March 12, 2011
INSPIRED by Singapore's innovative efforts towards achieving self-sufficiency in water, an Insead student here set about helping rural Cambodian households obtain clean drinking water.
Not only that, Mr Victor Ferre Pellicer, a Spaniard with a degree in industrial engineering but who is working towards an MBA at Insead, also rallied 13 other foreigners here to the cause.
Barely three months later, the Water For Life initiative had installed 61 biosand filters (BSFs) and built another 40 in homes in Siem Reap.
As some homes house more than one family, the lives of 115 rural Cambodian families have been raised a notch as they now have access to water that is 98 per cent free of faecal bacteria, reducing their exposure to diseases like diarrhoea by half, he said.
Mr Pellicer, 31, said pulling off the project was 'dead easy': 'By sending an e-mail to the 500-strong Insead student community, I was pretty sure of generating a wave of interest in minutes.'
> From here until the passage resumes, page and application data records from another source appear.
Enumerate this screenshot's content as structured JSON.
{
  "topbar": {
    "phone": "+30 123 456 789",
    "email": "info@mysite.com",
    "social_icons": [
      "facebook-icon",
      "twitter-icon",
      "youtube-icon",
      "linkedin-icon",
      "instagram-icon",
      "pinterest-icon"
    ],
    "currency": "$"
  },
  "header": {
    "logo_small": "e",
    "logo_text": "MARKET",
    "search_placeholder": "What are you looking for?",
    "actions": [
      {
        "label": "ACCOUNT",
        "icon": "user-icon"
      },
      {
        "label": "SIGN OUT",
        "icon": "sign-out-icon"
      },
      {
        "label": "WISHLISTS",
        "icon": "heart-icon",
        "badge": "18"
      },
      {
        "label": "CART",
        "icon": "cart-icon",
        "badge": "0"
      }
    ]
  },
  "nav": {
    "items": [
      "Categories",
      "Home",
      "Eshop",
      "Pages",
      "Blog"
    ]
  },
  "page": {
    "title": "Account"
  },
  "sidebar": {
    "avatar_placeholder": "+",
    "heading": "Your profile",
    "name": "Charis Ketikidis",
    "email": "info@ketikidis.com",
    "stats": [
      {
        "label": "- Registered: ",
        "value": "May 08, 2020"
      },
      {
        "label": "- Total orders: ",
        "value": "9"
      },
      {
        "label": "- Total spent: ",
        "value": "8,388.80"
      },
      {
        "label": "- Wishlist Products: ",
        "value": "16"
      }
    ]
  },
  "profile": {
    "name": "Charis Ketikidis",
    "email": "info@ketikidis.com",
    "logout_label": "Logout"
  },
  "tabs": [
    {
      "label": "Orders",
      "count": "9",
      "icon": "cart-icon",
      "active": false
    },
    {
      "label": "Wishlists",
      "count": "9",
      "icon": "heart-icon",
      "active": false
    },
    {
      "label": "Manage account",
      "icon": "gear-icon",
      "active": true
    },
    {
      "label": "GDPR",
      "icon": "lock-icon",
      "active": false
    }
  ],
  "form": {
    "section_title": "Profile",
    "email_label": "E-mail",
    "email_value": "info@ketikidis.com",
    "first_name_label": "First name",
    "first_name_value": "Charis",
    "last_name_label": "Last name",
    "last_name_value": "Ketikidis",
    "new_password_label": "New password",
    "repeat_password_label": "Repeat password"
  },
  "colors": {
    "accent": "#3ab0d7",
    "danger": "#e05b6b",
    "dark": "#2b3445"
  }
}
The first one on board was Ms Patricia Colard, a French lawyer who organised the trip for the group to Siem Reap; the Singapore International Foundation (SIF) helped identify the villagers in need of clean water.
Mr Pellicer told The Straits Times that he felt providing drinking water to villages was a worthy cause, and running the project fit into the group's 'intense' MBA programme.
'At the same time, discovering the real faces of Cambodia beyond Angkor Wat's ruins appealed to us,' he said.
He said that last November, he and about 20 other MBA students from Insead had attended the first instalment of Singapore Insights, a series of thematic study visits and dialogues to clue foreigners in to Singapore's strategies, innovations and way of life.
The half-day programme included visits to the Marina Barrage and the Bedok NEWater Visitor Centre.
'The visits showcased Singapore's amazing capability to transform the living environment for the better, using state-of-the-art technology and a good deal of education,' he said.
After the group was assembled, it raised funds for the project by baking and selling cookies and coffee on the Insead campus; with contributions from the dean and the rest of the faculty, they put together more than $5,000, which covered the cost of building the BSFs.
Each simple but effective water-treatment device, which can run without electricity for 15 years, comprises a column of sand and layers of gravel.
Water to be treated is put through the filter, which is kept permanently wet to develop a biological layer on top of the sand. The biofilm degrades the pollutants and keeps the filter clean.
The filters' blueprints were developed and donated by Rotary International and Deutsche Bank to the Water for Cambodia project.
Mr Pellicer said the toughest part of the project was raising awareness of the need of filters among the rural folk, and convincing them to pay for the maintenance of the filters.
Now that the work is done, he said: 'We're hopeful that Cambodia will keep growing and that the Insead community will stay involved in helping it to.'